● Task to carry out: Taking the listing below line by line, tally those that contain the string "service". Give the total alone.

***

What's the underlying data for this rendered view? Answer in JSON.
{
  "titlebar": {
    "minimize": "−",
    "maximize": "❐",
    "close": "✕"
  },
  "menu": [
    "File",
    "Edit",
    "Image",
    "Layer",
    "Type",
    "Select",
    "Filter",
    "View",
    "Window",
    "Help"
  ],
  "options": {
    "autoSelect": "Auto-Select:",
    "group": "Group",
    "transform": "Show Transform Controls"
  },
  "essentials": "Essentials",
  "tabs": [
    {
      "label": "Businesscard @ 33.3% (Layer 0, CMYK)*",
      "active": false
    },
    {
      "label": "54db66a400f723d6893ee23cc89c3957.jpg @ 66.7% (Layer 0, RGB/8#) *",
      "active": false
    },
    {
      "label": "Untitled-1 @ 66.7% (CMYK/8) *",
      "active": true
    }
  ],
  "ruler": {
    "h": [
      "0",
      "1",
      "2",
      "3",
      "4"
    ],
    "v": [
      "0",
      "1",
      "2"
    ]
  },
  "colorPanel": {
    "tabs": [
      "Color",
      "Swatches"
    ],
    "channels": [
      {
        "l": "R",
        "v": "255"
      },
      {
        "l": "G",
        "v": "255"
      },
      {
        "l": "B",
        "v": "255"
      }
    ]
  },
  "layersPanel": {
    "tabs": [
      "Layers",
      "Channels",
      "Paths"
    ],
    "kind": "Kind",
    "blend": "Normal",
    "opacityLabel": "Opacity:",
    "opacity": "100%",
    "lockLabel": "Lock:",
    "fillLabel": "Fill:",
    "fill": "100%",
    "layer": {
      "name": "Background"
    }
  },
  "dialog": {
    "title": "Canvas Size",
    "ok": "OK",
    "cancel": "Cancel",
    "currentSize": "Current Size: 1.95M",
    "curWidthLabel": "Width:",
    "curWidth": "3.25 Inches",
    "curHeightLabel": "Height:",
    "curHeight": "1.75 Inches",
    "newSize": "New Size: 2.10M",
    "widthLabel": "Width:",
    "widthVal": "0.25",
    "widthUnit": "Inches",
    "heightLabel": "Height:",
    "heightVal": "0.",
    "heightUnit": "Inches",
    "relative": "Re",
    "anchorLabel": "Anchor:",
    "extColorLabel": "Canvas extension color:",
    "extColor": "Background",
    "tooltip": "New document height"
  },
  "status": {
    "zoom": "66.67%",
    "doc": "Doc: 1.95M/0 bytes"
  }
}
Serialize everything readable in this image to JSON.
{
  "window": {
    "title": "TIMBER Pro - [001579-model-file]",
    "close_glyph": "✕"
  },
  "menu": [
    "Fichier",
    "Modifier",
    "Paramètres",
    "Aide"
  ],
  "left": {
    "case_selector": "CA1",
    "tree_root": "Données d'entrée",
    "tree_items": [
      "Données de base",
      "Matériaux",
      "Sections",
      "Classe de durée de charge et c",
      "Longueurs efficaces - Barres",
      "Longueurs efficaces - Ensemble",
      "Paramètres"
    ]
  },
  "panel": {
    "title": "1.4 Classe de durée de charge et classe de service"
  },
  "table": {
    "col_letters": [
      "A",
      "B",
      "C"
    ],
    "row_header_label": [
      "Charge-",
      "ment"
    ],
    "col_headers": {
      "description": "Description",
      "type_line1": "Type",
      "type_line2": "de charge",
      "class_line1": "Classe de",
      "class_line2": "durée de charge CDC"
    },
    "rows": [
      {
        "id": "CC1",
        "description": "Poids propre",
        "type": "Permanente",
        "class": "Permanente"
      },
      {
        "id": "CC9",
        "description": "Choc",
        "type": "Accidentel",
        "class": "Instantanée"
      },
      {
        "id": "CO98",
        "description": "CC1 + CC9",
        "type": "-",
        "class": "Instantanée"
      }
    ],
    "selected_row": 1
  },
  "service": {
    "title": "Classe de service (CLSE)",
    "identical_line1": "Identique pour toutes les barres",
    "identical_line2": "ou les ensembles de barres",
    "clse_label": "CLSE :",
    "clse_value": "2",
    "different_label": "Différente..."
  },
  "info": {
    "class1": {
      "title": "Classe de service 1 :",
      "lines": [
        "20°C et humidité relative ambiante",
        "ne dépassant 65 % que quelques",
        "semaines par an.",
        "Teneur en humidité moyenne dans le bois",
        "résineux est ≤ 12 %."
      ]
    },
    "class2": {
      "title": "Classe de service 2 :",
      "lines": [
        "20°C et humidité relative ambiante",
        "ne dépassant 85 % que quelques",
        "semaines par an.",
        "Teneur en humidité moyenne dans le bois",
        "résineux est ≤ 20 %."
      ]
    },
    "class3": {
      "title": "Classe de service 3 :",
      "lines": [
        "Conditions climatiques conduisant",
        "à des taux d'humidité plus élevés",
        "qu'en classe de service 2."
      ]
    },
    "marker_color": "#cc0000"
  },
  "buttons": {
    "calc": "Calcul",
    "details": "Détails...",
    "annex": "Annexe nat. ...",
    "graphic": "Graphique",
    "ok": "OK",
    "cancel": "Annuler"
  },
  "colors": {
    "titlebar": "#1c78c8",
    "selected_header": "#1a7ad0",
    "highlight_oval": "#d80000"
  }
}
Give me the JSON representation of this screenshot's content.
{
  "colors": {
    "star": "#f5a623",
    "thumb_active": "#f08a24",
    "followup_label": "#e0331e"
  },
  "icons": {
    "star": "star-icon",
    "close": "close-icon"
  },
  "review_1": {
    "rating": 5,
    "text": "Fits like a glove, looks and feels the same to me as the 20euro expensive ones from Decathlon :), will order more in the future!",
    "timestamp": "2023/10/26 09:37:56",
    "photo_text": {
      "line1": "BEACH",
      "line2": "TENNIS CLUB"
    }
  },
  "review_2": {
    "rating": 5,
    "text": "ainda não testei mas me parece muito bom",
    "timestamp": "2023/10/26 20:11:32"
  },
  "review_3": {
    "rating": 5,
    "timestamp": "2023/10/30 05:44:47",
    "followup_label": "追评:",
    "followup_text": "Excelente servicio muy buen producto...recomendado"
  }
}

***

● Response to this task: 7